Inside the Grayton General Store, where glass jars of "Authentic Walton County Honey'' sell for $9.99 and Sweet Home Alabama plays in the background, locals and tourists purchase fishing bait, Lotto tickets and ice cream.
Mention of tar balls and oil spills elicit smirks — it's the type of thing the locals try not to dwell upon too much. Boats are just that, boats — not "vessels of opportunity,'' as BP and the Coast Guard call those helping with the cleanup — and seashells, not tar balls, are what children grab and dump into plastic sand buckets.
"We prefer to stay optimistic and keep those worries in the back of our head,'' said Andrew Twitty, the store's cashier.
Grayton Beach, where the unofficial town motto is "Nice Dogs. Strange People,'' is one of the oldest seaside communities in Florida. Founded in 1890, the unincorporated town in southern Walton County has only 185 homes — most of those beach cottages and quaint bed-and-breakfast nooks.
Residents still boast of being named the country's best beach in 1994 by Coastal Living magazine.
Just east of Grayton along 30-A lie the master-planned towns of WaterColor, Seagrove and Seaside — the latter so picturesque, with its pastel-colored beach homes, that Hollywood chose it to film The Truman Show, a Jim Carrey movie about a reality-show character trying to escape an all-too-perfect world.
"I'm trying not to be all doom-and-gloom,'' said Seagrove artist Debbie Weant-Lane, as she painted a picture of a palm tree. "If it comes we'll deal with it. . . . Too many people care about this area to not try and help in their own way.''
Weant-Lane, who has lived and sold her paintings and jewelry in both Grayton and Seagrove for six years, hopes the scenic beach views and jewel-tone colors of the ocean that inspire her work are not jeopardized by the brown and black oil slicks.
"Call me crazy, but I don't think it's going to hit us that hard,'' she said as she painted outside her store, 30-A Art and Junk.

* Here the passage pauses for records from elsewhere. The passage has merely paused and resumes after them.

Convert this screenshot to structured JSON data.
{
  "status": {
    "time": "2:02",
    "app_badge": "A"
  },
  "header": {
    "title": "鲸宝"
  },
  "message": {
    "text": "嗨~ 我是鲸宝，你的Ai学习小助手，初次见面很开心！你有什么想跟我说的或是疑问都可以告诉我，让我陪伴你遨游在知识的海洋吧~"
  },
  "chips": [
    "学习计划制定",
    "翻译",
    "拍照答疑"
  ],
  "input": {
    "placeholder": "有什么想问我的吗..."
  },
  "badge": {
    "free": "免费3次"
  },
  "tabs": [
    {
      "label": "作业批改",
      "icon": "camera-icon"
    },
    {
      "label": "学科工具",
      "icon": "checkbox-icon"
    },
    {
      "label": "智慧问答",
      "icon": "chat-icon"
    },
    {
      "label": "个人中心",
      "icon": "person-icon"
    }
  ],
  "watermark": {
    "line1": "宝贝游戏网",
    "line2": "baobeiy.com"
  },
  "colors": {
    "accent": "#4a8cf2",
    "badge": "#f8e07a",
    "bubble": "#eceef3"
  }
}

In an area where the tried-and-true locals are bound by their love of the beach, Weant-Lane hopes they will be able to weather seeing their beaches tainted by the streams of oil snaking their way closer.
"Part of being southern is the art of overcoming,'' Weant-Lane said. "There will always be epic tragedies, and there will always be opportunities to over come 'em.''